**EXERCISE DESCRIPTION**
The answer must consist solely of the lines from the one with "Convert this screenshot" through the last line of the data, copied exactly, with no pictures.

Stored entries
━━━━━━━━━━━━━━━━

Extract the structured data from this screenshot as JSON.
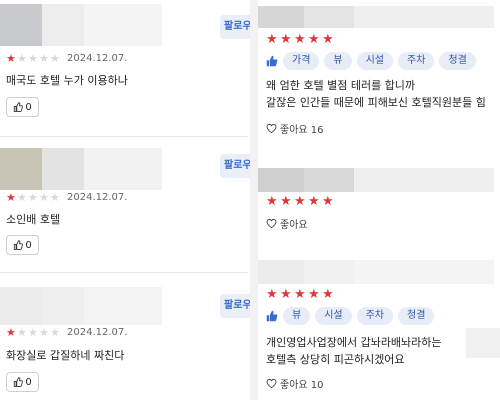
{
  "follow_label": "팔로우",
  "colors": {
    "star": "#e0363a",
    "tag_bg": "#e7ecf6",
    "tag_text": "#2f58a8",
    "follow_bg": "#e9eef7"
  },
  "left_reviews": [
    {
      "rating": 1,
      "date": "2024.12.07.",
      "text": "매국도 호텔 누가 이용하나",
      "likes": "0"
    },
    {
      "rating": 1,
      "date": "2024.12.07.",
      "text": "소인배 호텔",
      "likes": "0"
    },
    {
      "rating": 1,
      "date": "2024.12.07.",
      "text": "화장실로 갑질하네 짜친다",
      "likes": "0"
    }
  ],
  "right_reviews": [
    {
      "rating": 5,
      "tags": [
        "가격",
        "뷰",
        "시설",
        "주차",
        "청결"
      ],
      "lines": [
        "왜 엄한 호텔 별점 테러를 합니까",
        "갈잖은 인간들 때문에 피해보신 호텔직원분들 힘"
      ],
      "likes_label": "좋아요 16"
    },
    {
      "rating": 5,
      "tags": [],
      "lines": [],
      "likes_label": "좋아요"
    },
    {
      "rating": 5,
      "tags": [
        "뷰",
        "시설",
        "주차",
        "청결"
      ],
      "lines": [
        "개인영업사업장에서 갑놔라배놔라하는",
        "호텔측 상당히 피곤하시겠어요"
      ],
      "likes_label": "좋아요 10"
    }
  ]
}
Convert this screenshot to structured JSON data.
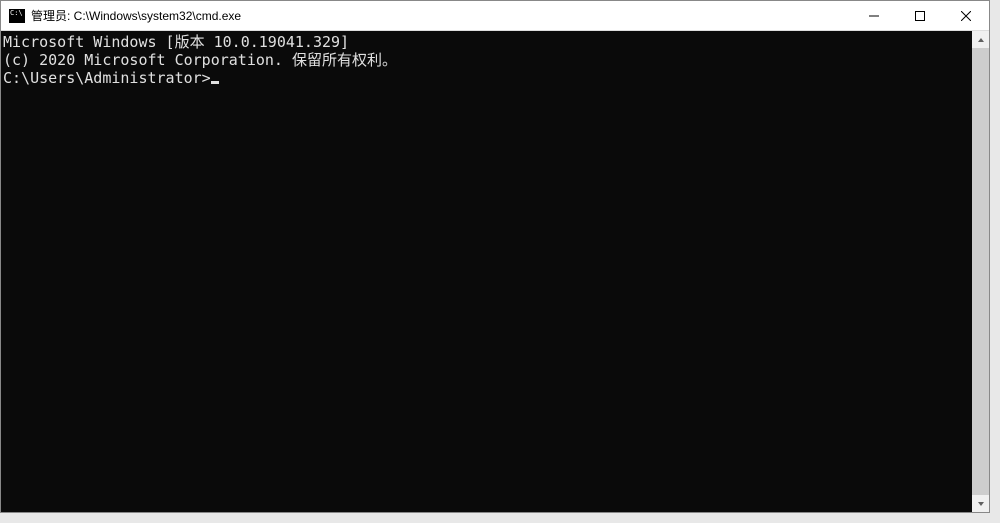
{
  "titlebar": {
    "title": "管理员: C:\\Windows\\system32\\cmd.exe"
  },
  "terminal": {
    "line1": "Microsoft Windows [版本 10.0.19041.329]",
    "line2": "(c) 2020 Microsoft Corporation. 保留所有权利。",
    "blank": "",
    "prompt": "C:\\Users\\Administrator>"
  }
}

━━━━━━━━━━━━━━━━

**SOLUTION TO THE EXERCISE**
Convert this screenshot to structured JSON data.
{
  "titlebar": {
    "title": "管理员: C:\\Windows\\system32\\cmd.exe"
  },
  "terminal": {
    "line1": "Microsoft Windows [版本 10.0.19041.329]",
    "line2": "(c) 2020 Microsoft Corporation. 保留所有权利。",
    "blank": "",
    "prompt": "C:\\Users\\Administrator>"
  }
}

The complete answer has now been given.